TechWhirl (TECHWR-L) is a resource for technical writing and technical communications professionals of all experience levels and in all industries to share their experiences and acquire information.
For two decades, technical communicators have turned to TechWhirl to ask and answer questions about the always-changing world of technical communications, such as tools, skills, career paths, methodologies, and emerging industries. The TechWhirl Archives and magazine, created for, by and about technical writers, offer a wealth of knowledge to everyone with an interest in any aspect of technical communications.
Bob Morse (morse -at- inxpress -dot- net) wrote:
: Okay, folks, here's a new thread for y'all:
: Does anyone else get as aggravated as I do when browsing
: want ads for tech-writer positions, to find prospective
: employers specifying the brands/models of software tools as
: REQUIREMENTS for the positions? E.g.: "XYZ Corp. seeks
: user documentation specialist for its industry-leading
: SoftWidget software. Documentation experience preferred.
: Familiarity with MS Word [or WordPerf, or Pagemaker, etc.]
: a must."
This attitude kept me out of the technical writing job market for a year.
I finally (as a pure answer to prayer) ran across a company that was
willing to allow me the time to learn their setup (Interleaf on Sun).
Within two weeks, I'd outdistanced their anticipated learning curve for
me and was ready to jump into the project, which I also finished ahead of
schedule. I'm now about to become a permanent staff member.
Companies which follow the "XYC Corp." policy ultimately are shooting
themselves and everyone else in the foot. Few people plan to become
technical writers. They cross over into the field from all kinds of
backgrounds. If someone doesn't train people willing to do a job so many
others don't care for, then the pool dries up.

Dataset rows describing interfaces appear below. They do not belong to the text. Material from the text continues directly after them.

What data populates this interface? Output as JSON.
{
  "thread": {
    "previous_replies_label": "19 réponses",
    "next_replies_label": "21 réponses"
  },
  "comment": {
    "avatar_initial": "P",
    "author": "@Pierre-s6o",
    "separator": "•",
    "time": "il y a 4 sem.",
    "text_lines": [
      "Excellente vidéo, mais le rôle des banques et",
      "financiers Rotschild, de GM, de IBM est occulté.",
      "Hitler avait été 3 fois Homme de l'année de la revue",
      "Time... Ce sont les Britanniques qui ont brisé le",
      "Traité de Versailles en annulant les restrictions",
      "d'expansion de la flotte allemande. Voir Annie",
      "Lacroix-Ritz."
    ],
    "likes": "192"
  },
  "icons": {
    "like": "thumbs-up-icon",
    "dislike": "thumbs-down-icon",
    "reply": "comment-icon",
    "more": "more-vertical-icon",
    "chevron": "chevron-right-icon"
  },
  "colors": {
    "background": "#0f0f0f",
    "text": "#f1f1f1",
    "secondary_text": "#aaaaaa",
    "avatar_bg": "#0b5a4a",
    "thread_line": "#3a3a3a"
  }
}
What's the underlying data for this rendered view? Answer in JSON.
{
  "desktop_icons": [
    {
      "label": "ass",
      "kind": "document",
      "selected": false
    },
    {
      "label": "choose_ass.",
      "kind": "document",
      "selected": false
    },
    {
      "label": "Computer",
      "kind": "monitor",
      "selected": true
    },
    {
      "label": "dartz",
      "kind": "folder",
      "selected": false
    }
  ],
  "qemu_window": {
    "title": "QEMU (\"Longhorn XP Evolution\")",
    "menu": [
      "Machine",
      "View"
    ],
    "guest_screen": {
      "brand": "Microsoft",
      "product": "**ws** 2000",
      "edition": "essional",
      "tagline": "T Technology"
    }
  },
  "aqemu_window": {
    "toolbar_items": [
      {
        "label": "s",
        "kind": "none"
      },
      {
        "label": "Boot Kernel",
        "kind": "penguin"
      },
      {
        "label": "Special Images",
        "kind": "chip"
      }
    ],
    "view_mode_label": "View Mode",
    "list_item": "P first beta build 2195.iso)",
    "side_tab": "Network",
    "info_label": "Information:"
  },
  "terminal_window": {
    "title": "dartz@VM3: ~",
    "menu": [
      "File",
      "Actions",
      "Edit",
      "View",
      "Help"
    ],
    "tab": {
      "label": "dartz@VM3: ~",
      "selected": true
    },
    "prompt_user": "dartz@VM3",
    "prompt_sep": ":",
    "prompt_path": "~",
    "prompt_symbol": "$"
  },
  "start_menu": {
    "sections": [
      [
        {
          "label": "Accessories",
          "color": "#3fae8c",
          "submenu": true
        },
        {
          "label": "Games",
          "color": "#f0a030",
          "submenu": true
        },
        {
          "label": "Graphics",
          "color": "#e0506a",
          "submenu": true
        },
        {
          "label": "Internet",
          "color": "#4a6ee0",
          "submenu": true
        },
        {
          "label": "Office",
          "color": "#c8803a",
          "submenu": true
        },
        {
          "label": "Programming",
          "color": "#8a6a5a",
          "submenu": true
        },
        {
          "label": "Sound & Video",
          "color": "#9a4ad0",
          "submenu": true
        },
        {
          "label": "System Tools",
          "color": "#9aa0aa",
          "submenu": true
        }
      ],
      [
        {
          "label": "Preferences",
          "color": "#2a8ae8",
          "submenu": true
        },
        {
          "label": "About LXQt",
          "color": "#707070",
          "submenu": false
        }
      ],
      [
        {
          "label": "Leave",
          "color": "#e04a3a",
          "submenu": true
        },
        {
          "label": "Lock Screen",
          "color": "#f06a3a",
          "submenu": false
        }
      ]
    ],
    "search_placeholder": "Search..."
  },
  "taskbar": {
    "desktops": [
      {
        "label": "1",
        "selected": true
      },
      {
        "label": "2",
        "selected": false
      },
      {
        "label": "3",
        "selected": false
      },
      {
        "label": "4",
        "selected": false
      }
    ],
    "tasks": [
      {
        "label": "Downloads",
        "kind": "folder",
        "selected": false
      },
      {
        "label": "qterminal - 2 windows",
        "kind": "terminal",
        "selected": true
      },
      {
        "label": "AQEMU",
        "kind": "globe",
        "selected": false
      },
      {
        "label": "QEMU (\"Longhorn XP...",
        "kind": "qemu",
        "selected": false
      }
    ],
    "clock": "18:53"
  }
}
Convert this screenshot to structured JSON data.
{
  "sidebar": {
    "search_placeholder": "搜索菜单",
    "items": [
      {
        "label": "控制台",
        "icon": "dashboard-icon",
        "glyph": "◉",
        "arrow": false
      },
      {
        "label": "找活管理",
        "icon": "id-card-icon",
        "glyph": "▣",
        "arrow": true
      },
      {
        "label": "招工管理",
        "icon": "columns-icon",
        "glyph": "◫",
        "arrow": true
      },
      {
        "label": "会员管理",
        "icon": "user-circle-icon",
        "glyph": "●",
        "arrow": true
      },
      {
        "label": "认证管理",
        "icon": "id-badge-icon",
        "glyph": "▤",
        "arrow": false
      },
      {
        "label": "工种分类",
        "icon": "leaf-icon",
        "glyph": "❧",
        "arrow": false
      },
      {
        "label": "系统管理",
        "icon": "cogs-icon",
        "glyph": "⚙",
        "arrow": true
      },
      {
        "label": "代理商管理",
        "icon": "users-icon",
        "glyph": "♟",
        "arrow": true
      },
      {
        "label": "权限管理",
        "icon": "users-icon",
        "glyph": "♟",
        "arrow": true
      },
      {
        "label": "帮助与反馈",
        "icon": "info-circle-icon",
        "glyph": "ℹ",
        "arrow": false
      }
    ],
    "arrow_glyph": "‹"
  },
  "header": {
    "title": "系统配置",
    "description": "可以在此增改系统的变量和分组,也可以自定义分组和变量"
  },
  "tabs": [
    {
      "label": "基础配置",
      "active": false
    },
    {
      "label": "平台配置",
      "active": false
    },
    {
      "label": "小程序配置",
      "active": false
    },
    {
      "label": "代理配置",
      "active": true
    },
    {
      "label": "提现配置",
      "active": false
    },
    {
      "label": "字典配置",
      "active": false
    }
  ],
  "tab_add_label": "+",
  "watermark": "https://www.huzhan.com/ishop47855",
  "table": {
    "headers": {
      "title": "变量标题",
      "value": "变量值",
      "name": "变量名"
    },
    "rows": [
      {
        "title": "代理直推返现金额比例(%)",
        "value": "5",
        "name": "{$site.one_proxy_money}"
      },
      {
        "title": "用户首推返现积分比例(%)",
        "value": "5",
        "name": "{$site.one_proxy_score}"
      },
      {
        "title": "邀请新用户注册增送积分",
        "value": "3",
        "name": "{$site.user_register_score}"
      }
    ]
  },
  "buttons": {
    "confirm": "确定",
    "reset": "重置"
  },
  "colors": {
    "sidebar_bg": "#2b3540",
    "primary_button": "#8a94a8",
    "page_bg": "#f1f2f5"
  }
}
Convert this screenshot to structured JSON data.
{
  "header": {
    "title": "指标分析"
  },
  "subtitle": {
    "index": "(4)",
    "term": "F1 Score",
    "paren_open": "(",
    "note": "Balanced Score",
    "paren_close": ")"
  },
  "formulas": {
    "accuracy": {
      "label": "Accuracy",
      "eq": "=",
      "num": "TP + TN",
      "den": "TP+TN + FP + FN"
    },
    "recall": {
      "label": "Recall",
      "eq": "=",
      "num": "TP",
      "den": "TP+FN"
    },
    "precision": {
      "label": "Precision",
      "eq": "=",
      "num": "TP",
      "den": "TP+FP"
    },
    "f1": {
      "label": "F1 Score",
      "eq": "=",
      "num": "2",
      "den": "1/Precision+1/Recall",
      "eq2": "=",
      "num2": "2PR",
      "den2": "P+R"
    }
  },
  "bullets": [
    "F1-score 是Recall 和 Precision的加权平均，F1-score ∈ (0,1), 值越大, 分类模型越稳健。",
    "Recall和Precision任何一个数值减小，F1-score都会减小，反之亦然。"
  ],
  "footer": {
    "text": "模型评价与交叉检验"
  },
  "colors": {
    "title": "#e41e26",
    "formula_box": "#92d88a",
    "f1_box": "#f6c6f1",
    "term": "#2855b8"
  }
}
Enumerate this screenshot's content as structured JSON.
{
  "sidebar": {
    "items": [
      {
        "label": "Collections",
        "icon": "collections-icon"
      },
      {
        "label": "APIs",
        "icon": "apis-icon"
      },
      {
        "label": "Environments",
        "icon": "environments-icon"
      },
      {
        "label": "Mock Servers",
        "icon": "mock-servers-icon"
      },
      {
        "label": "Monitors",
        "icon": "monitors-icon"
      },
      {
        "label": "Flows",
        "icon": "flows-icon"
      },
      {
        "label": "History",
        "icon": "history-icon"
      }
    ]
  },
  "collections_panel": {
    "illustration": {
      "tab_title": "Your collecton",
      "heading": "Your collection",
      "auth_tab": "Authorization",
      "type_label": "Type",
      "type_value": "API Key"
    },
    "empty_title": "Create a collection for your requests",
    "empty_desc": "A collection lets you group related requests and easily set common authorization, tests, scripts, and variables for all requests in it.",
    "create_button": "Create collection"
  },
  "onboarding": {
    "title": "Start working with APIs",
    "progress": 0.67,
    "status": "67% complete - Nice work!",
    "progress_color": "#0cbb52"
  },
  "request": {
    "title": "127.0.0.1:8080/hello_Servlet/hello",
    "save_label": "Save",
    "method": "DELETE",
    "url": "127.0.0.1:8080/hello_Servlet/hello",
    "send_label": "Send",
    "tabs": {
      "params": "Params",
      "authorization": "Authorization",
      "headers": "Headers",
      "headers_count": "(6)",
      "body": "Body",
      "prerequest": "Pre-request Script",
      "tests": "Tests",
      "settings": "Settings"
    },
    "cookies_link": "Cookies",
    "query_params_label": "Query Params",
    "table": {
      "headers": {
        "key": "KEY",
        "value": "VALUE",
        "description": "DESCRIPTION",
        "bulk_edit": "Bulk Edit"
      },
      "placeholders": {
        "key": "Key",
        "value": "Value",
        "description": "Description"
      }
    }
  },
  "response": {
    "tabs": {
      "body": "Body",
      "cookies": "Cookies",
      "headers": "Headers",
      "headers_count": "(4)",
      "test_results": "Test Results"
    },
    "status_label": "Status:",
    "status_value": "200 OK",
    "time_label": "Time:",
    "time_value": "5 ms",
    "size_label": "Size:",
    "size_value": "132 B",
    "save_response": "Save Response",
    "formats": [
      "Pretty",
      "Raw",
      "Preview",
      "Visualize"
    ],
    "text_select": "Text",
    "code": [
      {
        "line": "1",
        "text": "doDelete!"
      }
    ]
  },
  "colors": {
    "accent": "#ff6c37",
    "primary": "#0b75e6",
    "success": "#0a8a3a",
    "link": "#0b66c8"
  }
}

David Richmond (214) 437-1605
Contract Technical Writer
Currently working for
SRX, Inc., Plano, Texas USA
"If I had more time, I would have written a shorter letter."